event 'Reproduction' art exhibition opens at London's Ugandan High Commission
May 6, 2016
'Reproduction' art exhibition opens at London's Ugandan High Commission
11th July-5 August 2016
Uganda House, Ugandan High Commission, 58-59 Trafalgar Square, London, WC2N 5DX.
Open to the public by appointment only
Open: Monday to Friday 9.30-4.30pm
Five African and western artists stage a bold and brave group show focused around fertility and reproduction to open at Uganda House in London's Trafalgar Square this summer. It promises to raise questions about procreation and multiplicity, as well as promote black artists and undiscovered Ugandan contemporary art.
Kate Parsons, Jon Buck, Steve Hurst and Uganda-based artists Lilian Nabulime and Peter Oloya will show new work in response to the theme of reproduction in the Ugandan High Commission's 'Rainforest' gallery. The aim of the show is to promote transcultural tolerance and celebrate an exchange between Uganda and the UK.
The curator Kate Parsons, completed a residency at the Ruwenzori Sculpture Foundation in Uganda, which sparked the idea for a London exhibition. Kate is a Bristol-based artist belonging to Spike Island studios and working for Pangolin Editions. She is showing two pieces of sculpture,

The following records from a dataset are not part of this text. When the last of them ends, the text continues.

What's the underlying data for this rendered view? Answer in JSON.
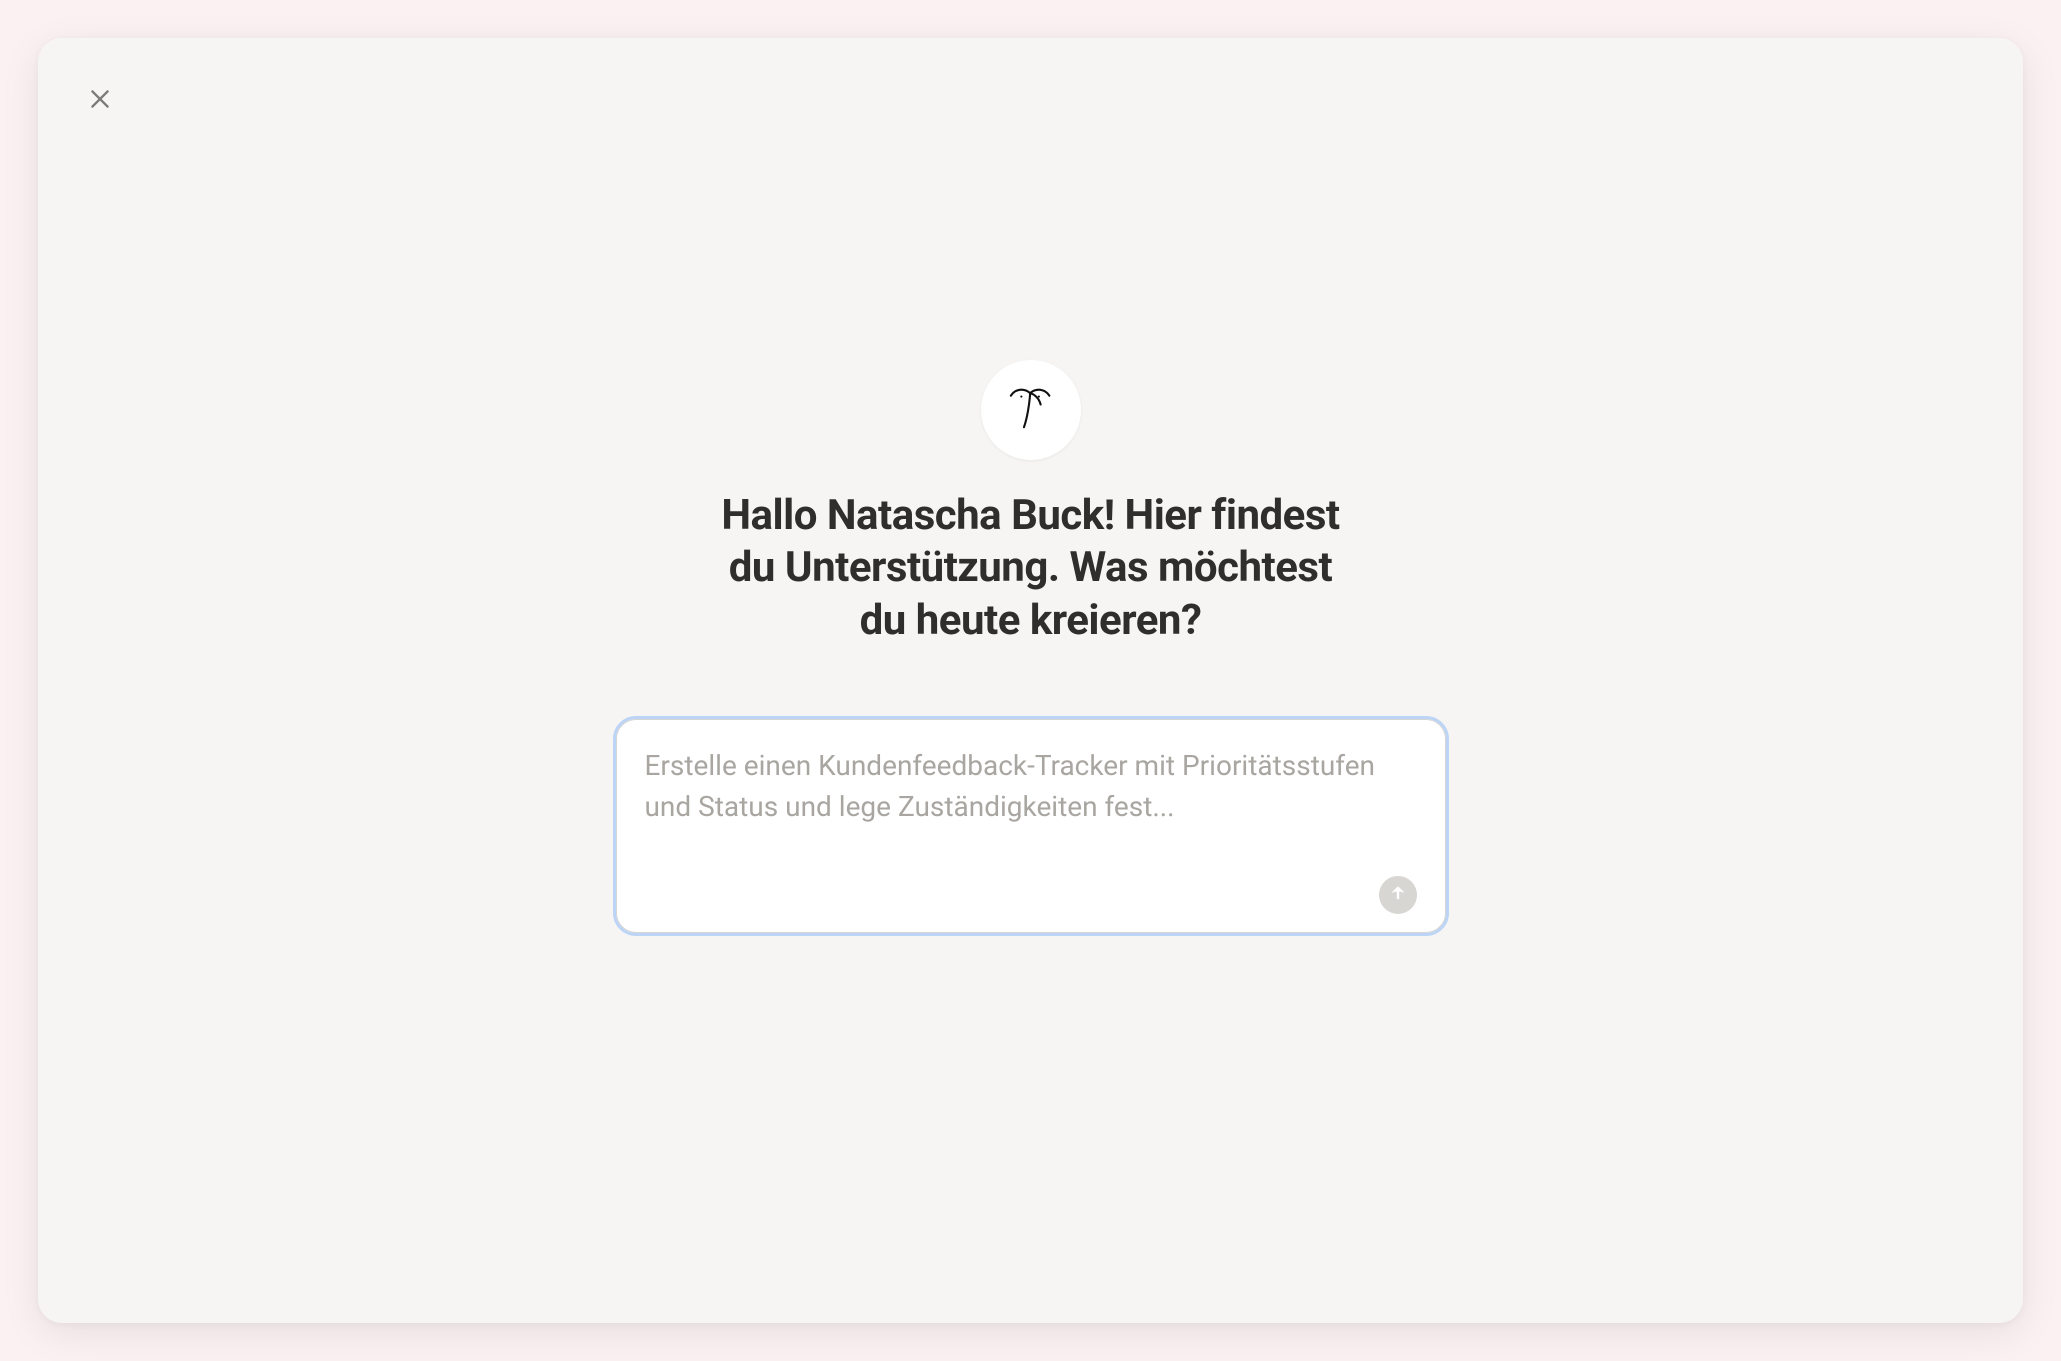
{
  "modal": {
    "close_label": "Close"
  },
  "greeting": {
    "text": "Hallo Natascha Buck! Hier findest du Unterstützung. Was möchtest du heute kreieren?"
  },
  "prompt": {
    "value": "",
    "placeholder": "Erstelle einen Kundenfeedback-Tracker mit Prioritätsstufen und Status und lege Zuständigkeiten fest...",
    "send_label": "Send"
  },
  "logo": {
    "name": "palm-sketch-logo"
  }
}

'Yam Wall', a large 3 metre long, 2 metre high installation of 400 phallic-shaped yam fruits cast in plaster and housed in metal gabion cages. The other piece is 'Muramura', made of bronze and featuring yams patinated with local earth symbolising fertility contrasted with an upside down Muramura plant traditionally signifying death.

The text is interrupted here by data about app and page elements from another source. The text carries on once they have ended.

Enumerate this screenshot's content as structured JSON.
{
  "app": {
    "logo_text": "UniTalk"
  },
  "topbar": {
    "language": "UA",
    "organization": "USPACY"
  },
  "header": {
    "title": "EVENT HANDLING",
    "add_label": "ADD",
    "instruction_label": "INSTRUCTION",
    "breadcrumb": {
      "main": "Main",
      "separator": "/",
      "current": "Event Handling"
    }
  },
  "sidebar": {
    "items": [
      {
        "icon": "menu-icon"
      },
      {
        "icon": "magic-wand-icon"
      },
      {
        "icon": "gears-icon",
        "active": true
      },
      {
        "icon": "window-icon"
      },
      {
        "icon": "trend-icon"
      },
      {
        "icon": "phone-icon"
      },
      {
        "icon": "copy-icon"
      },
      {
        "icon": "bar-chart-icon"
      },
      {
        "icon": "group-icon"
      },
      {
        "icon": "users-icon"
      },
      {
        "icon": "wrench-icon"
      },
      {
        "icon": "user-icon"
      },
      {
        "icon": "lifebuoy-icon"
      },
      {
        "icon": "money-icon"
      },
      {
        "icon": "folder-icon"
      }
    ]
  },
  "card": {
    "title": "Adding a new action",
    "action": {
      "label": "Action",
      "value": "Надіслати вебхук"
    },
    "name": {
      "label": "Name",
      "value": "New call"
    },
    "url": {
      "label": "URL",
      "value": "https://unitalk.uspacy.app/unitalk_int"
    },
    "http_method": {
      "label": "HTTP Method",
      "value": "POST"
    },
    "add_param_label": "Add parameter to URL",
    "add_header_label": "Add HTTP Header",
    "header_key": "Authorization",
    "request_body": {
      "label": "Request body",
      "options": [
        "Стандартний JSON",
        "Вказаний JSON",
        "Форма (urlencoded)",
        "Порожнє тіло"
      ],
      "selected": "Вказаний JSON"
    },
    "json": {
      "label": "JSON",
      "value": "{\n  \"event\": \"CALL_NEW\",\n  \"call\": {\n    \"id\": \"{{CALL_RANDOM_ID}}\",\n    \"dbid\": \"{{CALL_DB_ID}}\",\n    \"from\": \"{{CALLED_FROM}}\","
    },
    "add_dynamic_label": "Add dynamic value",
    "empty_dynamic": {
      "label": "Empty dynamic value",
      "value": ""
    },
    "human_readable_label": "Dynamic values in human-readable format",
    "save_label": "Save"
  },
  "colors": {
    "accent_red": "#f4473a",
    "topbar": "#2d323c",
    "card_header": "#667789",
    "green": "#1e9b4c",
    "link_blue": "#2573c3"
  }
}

Ugandan sculptor Peter Oloya, a former child soldier in the Joseph Kony Lord Resistance Army, has used his art to recover from the horrors of war he experienced. For this show he presents 'No Glove No Love', advocating the practice of safe sex to protect against AIDS.
Lilian Nabulime's 'Soap Family', made of real soap, is composed of male and female diseased reproductive organs. The embedded 'seeds' and cowry shells are traditionally linked with fertility and the soap models hint at purification and the disastrous effect of AIDS on families.
Jon Buck, represented by Gallery Pangolin, displays some of the most colourful and eye-catching pieces in the exhibition, 'Papilliform' and 'Large Proteform'. "I am particularly interested in the theories of sexual selection and signalling in the natural world and how these might relate or even run parallel to human cultural evolution, including the origins of the visual arts," he says.
Steve Hurst, who is a consultant in bronze casting and has travelled widely in Africa, is exhibiting the striking and explicit 'Snake Pistol' and 'Canon' playing on the opposites of destruction and procreation.
This exhibition follows a strong universal theme and brings together different perspectives on reproduction and sexuality. The curator, Kate Parsons says, “I am very excited about this ground-breaking exhibition. I chose these artists because they complement each other and we’ve produced a cohesive group exhibition that tackles hot topics in Uganda today. Thanks to the High Commission for hosting this month-long exhibition and taking the initiative to show controversial and important contemporary art.”
For more press information, high resolution images, interviews or an invite to the preview please contact the curator Kate Parsons on 01179396634, 07788784648, firstname.lastname@example.org.